Gujo-Hachiman is a castle town that preserves unique traditional Japanese culture. From the tower of Gujo-Hachiman Castle, you can get a spectacular view of the surrounding castle town  .
Gujo Hachiman Hakuran-kan museum is a good place to begin a walking tour of the town. It provides a good introduction to Gujo, with exhibits divided into the themes of “water”,“traditional arts and craft”, and “Gujo Odori Dance Festival”.
Since the performances of Gujo Odori dance  at the museum by dancers wearing authentic yukata take place year round, you can watch the real Gujo Odori dance even during the dancing offseason.
In the area around the Hakuran-kan museum, you can see old streets and a way of life very close to the way it was centuries ago in the Edo period. On both sides of the town streets, there are channels carrying water down from the surrounding mountain, as well as the nearby Sogi-sui spring. You can hear water running everywhere in town.
Also, the town is home to many temples and shrines. The Jion Zen Ji Temple Tesso En Garden  , made in the Muromachi period, is a place where you can have special pleasure in enjoying seasonal flavors in a tranquil atmosphere.
If you need information assistance during your walk, drop by the Kyuchosya-Kinenkan（Gujo Hachiman Former Government House）  . It has a tourist information center, souvenir shops, and a lounge.
You will see mizubunes when walking in the castle town.
It is a facility where potable water is provided free. As for pocket parks  , there are many mini parks in various styles. Among others, popular spots include Yanaka Mizu no Komichi canal  where art museums are located, and the Igawa Komichi canal  where carps and fishes swim around in water from a spring-fed creek.
There are also many gourmet spots in the town. It is nice to use “a map for walking and dining”. It contains coupons which can be used at various restaurants and food outlets, and is sold at the Kyuchosya-Kinenkan.
The old town streets  of Gujo-Hachiman are still in use as a residential area.

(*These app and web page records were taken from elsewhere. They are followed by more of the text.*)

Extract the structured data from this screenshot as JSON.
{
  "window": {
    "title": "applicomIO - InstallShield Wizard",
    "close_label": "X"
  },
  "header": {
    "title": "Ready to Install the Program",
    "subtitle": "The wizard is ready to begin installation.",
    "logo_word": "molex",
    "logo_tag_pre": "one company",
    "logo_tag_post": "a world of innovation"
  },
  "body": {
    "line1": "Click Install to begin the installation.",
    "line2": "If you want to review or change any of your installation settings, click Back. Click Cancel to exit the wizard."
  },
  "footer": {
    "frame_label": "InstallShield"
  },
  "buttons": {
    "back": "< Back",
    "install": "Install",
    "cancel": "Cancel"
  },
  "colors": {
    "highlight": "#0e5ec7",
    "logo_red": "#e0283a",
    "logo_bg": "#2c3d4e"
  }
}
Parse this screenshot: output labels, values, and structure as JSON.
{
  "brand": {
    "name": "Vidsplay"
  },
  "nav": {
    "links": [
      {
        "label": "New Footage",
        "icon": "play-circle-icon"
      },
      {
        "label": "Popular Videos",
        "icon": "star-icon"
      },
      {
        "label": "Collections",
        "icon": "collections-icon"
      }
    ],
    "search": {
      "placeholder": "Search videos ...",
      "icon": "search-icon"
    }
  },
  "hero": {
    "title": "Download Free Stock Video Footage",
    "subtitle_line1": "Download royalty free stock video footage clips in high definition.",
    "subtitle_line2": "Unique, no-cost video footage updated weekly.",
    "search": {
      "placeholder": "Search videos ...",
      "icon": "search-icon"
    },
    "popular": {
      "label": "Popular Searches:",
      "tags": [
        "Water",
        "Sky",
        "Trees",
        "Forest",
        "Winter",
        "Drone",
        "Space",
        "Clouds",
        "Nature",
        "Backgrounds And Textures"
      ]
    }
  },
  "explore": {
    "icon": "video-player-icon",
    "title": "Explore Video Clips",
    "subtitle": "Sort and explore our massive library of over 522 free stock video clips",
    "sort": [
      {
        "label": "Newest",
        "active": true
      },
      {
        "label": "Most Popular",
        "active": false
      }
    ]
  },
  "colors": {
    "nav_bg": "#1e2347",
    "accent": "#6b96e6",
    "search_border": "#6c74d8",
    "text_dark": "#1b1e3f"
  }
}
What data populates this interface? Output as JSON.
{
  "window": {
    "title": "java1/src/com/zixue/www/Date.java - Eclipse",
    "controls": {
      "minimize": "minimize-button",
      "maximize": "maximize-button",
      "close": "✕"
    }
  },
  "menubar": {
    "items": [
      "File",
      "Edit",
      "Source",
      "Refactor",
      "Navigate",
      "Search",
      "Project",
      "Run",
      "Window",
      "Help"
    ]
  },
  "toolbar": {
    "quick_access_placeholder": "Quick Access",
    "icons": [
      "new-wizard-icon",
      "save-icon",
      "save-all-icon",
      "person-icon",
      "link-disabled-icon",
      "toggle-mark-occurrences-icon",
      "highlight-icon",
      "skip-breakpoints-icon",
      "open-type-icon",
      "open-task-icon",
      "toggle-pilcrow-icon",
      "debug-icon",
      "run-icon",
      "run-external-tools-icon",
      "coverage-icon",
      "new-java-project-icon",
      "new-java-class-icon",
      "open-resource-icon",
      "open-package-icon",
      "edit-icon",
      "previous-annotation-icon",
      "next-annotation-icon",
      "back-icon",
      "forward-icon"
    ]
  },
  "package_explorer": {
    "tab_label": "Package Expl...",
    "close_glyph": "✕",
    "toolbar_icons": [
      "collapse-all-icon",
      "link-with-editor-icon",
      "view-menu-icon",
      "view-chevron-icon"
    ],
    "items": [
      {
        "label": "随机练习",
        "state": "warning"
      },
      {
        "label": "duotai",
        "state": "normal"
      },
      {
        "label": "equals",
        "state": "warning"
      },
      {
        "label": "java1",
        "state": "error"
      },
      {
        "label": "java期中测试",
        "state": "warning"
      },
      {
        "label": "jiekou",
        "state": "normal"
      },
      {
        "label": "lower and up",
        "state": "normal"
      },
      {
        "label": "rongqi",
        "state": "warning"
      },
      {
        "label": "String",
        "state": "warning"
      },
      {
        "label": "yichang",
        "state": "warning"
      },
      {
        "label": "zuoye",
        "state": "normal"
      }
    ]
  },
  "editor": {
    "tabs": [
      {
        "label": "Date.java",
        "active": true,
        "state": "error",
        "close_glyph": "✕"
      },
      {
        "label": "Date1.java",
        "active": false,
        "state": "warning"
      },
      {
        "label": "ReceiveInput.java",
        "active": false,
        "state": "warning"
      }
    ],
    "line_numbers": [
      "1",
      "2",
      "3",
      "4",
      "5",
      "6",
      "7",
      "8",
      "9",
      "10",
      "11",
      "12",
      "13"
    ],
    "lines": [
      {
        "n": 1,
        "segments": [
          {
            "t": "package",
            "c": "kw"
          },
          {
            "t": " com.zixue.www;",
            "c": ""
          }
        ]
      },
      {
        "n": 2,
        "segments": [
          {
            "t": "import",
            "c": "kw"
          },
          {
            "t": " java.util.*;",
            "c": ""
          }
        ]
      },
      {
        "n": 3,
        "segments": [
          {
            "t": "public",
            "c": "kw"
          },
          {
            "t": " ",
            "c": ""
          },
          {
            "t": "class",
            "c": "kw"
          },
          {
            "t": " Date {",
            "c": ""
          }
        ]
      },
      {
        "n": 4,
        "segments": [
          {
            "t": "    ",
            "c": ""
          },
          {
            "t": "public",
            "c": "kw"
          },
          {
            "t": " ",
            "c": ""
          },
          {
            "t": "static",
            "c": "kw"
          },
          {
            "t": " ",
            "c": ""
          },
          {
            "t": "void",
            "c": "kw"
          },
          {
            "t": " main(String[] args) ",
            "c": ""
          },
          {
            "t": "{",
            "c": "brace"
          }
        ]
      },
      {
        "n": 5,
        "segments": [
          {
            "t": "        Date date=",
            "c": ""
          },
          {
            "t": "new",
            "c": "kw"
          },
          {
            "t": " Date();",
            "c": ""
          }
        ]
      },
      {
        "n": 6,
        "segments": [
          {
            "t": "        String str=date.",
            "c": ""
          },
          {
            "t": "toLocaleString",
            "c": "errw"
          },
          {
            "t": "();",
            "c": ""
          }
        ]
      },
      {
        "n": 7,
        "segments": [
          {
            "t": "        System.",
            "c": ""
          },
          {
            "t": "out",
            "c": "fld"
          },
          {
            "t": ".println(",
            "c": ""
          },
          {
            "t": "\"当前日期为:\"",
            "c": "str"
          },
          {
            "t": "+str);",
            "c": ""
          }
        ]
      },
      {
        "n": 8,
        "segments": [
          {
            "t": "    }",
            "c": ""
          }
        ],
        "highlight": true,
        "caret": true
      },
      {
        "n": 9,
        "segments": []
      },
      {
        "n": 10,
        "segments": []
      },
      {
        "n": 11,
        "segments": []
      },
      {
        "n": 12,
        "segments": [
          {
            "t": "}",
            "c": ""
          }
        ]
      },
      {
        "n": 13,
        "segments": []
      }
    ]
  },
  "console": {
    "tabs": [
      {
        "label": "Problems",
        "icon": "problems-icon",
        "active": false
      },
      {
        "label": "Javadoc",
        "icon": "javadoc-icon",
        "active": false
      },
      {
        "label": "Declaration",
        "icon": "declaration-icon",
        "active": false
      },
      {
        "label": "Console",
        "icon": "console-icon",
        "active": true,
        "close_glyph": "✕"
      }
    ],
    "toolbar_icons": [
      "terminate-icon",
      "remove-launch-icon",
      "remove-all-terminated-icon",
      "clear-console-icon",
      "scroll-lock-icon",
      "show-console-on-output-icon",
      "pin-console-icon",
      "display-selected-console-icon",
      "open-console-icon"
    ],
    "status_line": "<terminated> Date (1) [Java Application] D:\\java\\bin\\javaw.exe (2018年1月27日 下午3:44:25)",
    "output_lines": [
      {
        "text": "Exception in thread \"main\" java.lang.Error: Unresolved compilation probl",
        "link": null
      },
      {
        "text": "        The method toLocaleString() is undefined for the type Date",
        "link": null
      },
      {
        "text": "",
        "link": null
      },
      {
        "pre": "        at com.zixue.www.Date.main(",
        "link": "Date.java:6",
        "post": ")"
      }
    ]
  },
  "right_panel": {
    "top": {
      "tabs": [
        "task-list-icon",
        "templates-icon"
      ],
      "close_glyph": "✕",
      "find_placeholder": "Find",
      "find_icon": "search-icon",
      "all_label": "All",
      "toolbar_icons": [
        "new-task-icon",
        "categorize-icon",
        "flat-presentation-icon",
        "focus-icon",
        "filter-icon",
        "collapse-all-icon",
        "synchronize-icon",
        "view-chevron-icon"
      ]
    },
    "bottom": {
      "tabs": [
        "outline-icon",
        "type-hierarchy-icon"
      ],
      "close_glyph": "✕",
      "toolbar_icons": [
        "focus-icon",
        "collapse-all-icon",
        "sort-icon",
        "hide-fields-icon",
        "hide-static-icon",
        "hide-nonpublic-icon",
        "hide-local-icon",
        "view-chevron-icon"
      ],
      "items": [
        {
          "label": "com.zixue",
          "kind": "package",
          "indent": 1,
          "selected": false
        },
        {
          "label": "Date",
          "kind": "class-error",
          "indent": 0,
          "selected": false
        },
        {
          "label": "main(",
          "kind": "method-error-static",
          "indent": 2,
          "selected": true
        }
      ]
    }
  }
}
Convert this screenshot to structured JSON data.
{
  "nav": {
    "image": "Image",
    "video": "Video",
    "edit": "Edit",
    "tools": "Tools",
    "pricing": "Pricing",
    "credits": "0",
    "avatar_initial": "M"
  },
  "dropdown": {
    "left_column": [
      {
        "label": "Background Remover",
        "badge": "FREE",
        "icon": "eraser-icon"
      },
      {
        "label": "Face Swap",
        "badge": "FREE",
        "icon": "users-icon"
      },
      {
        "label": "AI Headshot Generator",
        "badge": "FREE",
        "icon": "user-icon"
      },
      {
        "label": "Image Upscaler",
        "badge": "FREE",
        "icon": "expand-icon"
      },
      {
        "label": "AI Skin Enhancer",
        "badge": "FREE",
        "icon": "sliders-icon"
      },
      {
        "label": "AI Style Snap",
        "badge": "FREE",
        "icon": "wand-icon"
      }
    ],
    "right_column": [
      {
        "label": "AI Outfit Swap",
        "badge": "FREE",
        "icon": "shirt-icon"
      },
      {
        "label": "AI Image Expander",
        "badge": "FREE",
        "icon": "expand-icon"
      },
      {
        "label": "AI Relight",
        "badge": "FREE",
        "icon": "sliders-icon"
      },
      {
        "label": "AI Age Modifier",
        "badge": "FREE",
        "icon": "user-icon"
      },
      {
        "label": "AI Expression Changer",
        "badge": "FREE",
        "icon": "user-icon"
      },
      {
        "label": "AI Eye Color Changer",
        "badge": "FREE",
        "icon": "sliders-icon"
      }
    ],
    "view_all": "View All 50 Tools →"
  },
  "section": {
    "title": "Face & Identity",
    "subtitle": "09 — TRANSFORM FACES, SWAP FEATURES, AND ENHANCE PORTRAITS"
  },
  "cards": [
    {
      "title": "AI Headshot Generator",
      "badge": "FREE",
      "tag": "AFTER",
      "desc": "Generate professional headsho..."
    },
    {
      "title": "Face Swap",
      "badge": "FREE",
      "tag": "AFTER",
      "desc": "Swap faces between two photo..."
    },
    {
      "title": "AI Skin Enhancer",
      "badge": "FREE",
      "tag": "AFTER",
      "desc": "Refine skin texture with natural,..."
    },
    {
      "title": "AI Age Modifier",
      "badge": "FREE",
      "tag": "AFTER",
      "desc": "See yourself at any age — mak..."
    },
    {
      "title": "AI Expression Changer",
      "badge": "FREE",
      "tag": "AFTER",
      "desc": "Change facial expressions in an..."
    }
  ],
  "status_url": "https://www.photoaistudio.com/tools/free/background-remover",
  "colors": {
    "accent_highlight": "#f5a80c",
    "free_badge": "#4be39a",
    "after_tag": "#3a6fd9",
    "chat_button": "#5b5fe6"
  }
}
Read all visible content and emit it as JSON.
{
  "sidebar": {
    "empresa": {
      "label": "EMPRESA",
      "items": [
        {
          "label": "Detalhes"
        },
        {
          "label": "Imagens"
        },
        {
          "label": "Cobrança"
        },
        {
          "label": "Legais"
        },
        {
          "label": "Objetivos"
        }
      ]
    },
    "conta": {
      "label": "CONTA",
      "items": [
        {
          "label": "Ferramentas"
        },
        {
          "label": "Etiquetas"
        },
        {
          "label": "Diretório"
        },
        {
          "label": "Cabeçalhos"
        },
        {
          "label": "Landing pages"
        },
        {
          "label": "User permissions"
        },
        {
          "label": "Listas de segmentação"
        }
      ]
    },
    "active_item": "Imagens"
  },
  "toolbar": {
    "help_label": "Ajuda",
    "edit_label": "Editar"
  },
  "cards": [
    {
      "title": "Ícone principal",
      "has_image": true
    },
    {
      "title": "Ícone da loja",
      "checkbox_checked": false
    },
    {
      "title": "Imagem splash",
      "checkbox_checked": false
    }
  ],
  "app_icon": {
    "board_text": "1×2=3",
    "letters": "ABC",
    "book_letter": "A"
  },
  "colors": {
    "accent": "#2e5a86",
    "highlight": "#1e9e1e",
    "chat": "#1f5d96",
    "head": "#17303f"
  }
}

Traditional fire walls called sodekabe still remain on the second floor of the townhouses.
Those townhouses were made in a unique architectural style whose frontage was narrow and whose depth was long as a clever way of avoiding higher property taxes at the time.
The canals are used for daily life water  by using segi-ita, a type of wooden water barrier. You can encounter people washing their laundries and vegetables there. Along the river flowing in the center of the town, you can see people fishing for Ayu sweetfish and other fishes in the spring-fed creek. In summer, you can see children playing in the water and jumping into the river from the bridges.
Regardless of age and sex, people in Gujo naturally come to learn how to live in harmony with the natural environment.
Close by Yanaka Mizu no Komichi, there is the house of the Saito family, which has been designated a national cultural asset. Entering from the front, you can enjoy Matcha, powdered green tea, viewing the garden from the Japanese style tearoom.
In the beginning of winter, a green sugidama – a ball of cedar leaves – is hung from the eaves of the local sake brewery. It is for telling passersby that fresh sake has been brewed.
Around the same time, you can see The Nantendama （red nandina balls） hung from the eaves of the local stores. A nandina is a lucky charm for turning hardship into good fortune.
In summer, many tourists wearing yukata and geta  walk around the town. Yukata is a traditional casual summer kimono . The wearing of yukata and geta is getting more popular year by year as a way of enjoying Japanese culture. The geta make a charming sound like“ karan-koron” as their wearer walks in them. After taking a walk with yukata and geta, you can go enjoy the Gujo Odori dance at night without having to change clothes. That's really the way to walk around Gujo-Hachiman. Give it a try and enjoy the fashion!